In South Ithaca, on the road towards Marathia, in the region of Brouzi, among old olive trees, on the property of Dionysios N. Cassianos, there are traces of the ruins of a very old chapel named Panagia Xarfaniotissa.
There is a tradition around the name "Xarfaniotissa". We will carefully recount the information we gathered regarding the event that led to the naming of this church. We also will not exclude other versions or related stories, which we wanted to hear and record with great interest and love.
About a thousand years ago, probably in the region of Rizes, which is near Brouzi, there was a family - a father, mother and their six children. The father was a skipper of a ship, and he was away from the house for a long period of time to ensure the livelihood of his family. At one point during his absence, the mother left this temporary world and left her six children orphans. The neighbors, however, saw that everything was neat, clean and they were all well fed. When the children were asked who was taking care of them, they relied: "Mommy!"
But which mommy was this, since their mother had died some time ago?
For this reason they observed what was going on, and they saw a woman in black enter the house of the children to do chores, and then she would leave and go to the chapel we mentioned in the beginning. When she entered the chapel, she would disappear. It is for this reason that the Panagia of this chapel received the name "Xarfaniotissa" (of the Six Orphans), because she protected the six orphans.
There is another related story in which six orphans wandered into the woods and got lost all day and night, and then "some" woman in black protected them and helped them find their way to their poor home.
It was our Panagia!
Although an authentic image of the "Xarfaniotissa" has not been preserved, we will try to describe it based on information of the type of icon it is. It is the Panagia Eleousa. At the bottom of the icon there are six images of children, like little angels, that are embraced with the two outstretched arms of the Panagia. Originally there were no colors, but it was only sketched with either coal or ink. It was elaborate and detailed, and not very large so that it was kept in a case with a glass window. Maria Armeni kept it in her home until the devastating earthquakes of 1953 and perhaps shortly thereafter. From that time and beyond all traces of the icon are lost.
The photo published above is a new composition by the iconographer Mr. Elisha Tsekouras, who painted it pro bono with the advice and encouragement of Fr. Theodosios Dendrinos. He depicts our Panagia with outstretched arms and six orphans around her. At the bottom right is the port of Ithaca, as it appears from the place where the chapel is located. Also surrounding them is the natural environment of the area as it is.
Warmest thanks go to Mr. Diamando B. Michalopoulos from Perachori for his valuable information, and Mrs. Alexandra G. Dendrinos.

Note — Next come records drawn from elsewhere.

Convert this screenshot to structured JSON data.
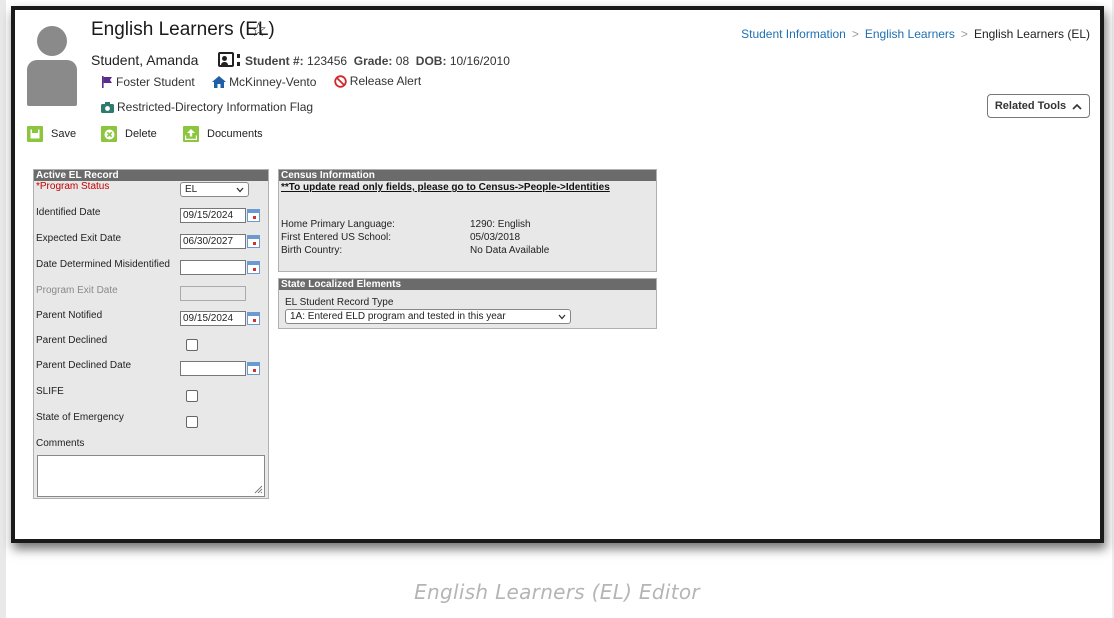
{
  "header": {
    "title": "English Learners (EL)",
    "student_name": "Student, Amanda",
    "student_num_label": "Student #:",
    "student_num": "123456",
    "grade_label": "Grade:",
    "grade": "08",
    "dob_label": "DOB:",
    "dob": "10/16/2010",
    "flags": [
      {
        "label": "Foster Student",
        "icon": "flag-icon",
        "color": "#5b2d8e"
      },
      {
        "label": "McKinney-Vento",
        "icon": "home-icon",
        "color": "#1f5fa8"
      },
      {
        "label": "Release Alert",
        "icon": "prohibited-icon",
        "color": "#d12a2a"
      }
    ],
    "restricted": "Restricted-Directory Information Flag"
  },
  "breadcrumb": {
    "items": [
      "Student Information",
      "English Learners"
    ],
    "current": "English Learners (EL)"
  },
  "related_tools": "Related Tools",
  "toolbar": {
    "save": "Save",
    "delete": "Delete",
    "documents": "Documents",
    "accent": "#8cc63e"
  },
  "el_record": {
    "header": "Active EL Record",
    "program_status_label": "*Program Status",
    "program_status_value": "EL",
    "identified_date_label": "Identified Date",
    "identified_date": "09/15/2024",
    "expected_exit_label": "Expected Exit Date",
    "expected_exit": "06/30/2027",
    "misidentified_label": "Date Determined Misidentified",
    "misidentified": "",
    "program_exit_label": "Program Exit Date",
    "program_exit": "",
    "parent_notified_label": "Parent Notified",
    "parent_notified": "09/15/2024",
    "parent_declined_label": "Parent Declined",
    "parent_declined_date_label": "Parent Declined Date",
    "parent_declined_date": "",
    "slife_label": "SLIFE",
    "state_emergency_label": "State of Emergency",
    "comments_label": "Comments",
    "comments": ""
  },
  "census": {
    "header": "Census Information",
    "note": "**To update read only fields, please go to Census->People->Identities",
    "rows": [
      {
        "label": "Home Primary Language:",
        "value": "1290: English"
      },
      {
        "label": "First Entered US School:",
        "value": "05/03/2018"
      },
      {
        "label": "Birth Country:",
        "value": "No Data Available"
      }
    ]
  },
  "state_elements": {
    "header": "State Localized Elements",
    "record_type_label": "EL Student Record Type",
    "record_type_value": "1A: Entered ELD program and tested in this year"
  },
  "caption": "English Learners (EL) Editor"
}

It is our innermost desire to find people who will be interested in every possible way in rebuilding this chapel, which has such a beautiful, interesting and rare story. Where there's a will, there's a way!

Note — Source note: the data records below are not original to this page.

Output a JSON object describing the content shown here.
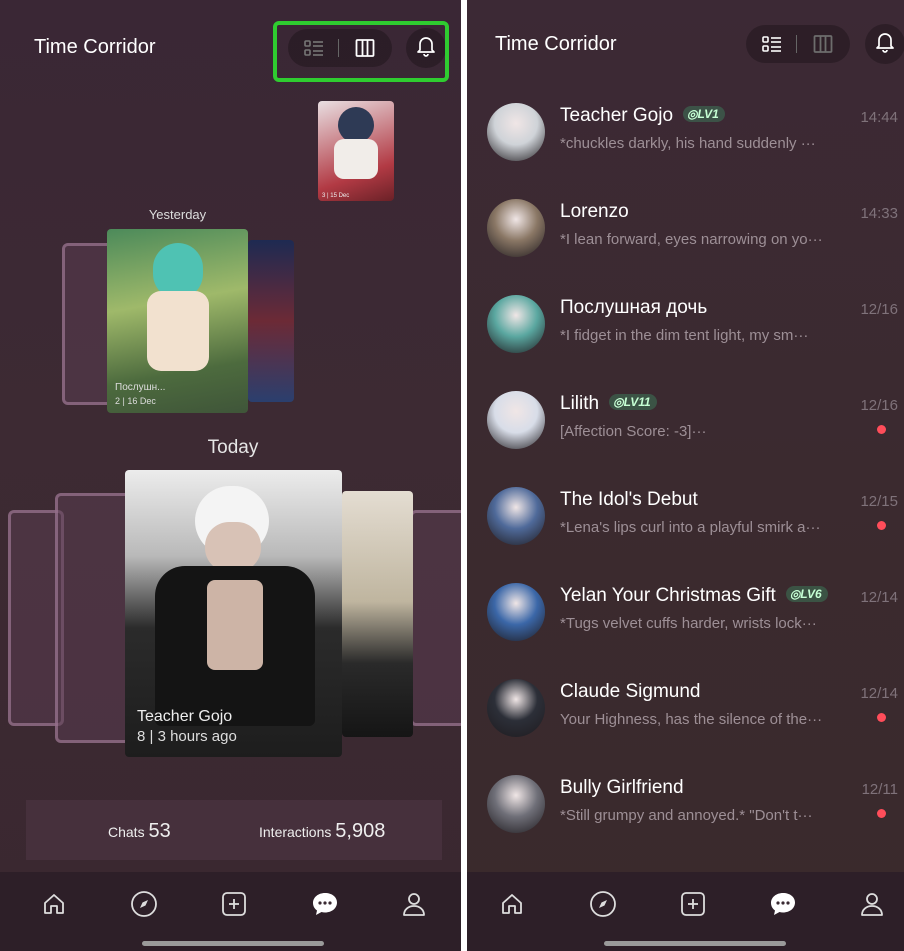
{
  "left": {
    "title": "Time Corridor",
    "yesterday_label": "Yesterday",
    "today_label": "Today",
    "yesterday_card": {
      "name": "Послушн...",
      "meta": "2 | 16 Dec"
    },
    "top_card": {
      "meta": "3 | 15 Dec"
    },
    "main_card": {
      "name": "Teacher Gojo",
      "meta": "8 | 3 hours ago"
    },
    "stats": {
      "chats_label": "Chats",
      "chats_value": "53",
      "interactions_label": "Interactions",
      "interactions_value": "5,908"
    }
  },
  "right": {
    "title": "Time Corridor",
    "chats": [
      {
        "name": "Teacher Gojo",
        "level": "LV1",
        "preview": "*chuckles darkly, his hand suddenly ···",
        "time": "14:44",
        "unread": false,
        "avatar_color": "#cfd3d8"
      },
      {
        "name": "Lorenzo",
        "level": "",
        "preview": "*I lean forward, eyes narrowing on yo···",
        "time": "14:33",
        "unread": false,
        "avatar_color": "#8a7765"
      },
      {
        "name": "Послушная дочь",
        "level": "",
        "preview": "*I fidget in the dim tent light, my sm···",
        "time": "12/16",
        "unread": false,
        "avatar_color": "#5aa7a0"
      },
      {
        "name": "Lilith",
        "level": "LV11",
        "preview": "[Affection Score: -3]···",
        "time": "12/16",
        "unread": true,
        "avatar_color": "#d8dde8"
      },
      {
        "name": "The Idol's Debut",
        "level": "",
        "preview": "*Lena's lips curl into a playful smirk a···",
        "time": "12/15",
        "unread": true,
        "avatar_color": "#4f6a9a"
      },
      {
        "name": "Yelan Your Christmas Gift",
        "level": "LV6",
        "preview": "*Tugs velvet cuffs harder, wrists lock···",
        "time": "12/14",
        "unread": false,
        "avatar_color": "#3b67a8"
      },
      {
        "name": "Claude Sigmund",
        "level": "",
        "preview": "Your Highness, has the silence of the···",
        "time": "12/14",
        "unread": true,
        "avatar_color": "#2c2f38"
      },
      {
        "name": "Bully Girlfriend",
        "level": "",
        "preview": "*Still grumpy and annoyed.* \"Don't t···",
        "time": "12/11",
        "unread": true,
        "avatar_color": "#6f6f78"
      }
    ]
  },
  "nav_items": [
    "home-icon",
    "discover-compass-icon",
    "create-plus-icon",
    "chat-bubble-icon",
    "profile-icon"
  ],
  "colors": {
    "highlight": "#2fcc30",
    "unread_dot": "#ff4d5a",
    "level_badge": "#c6ffd4"
  }
}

Source: From the periodical Papoulakos. Translated by John Sanidopoulos.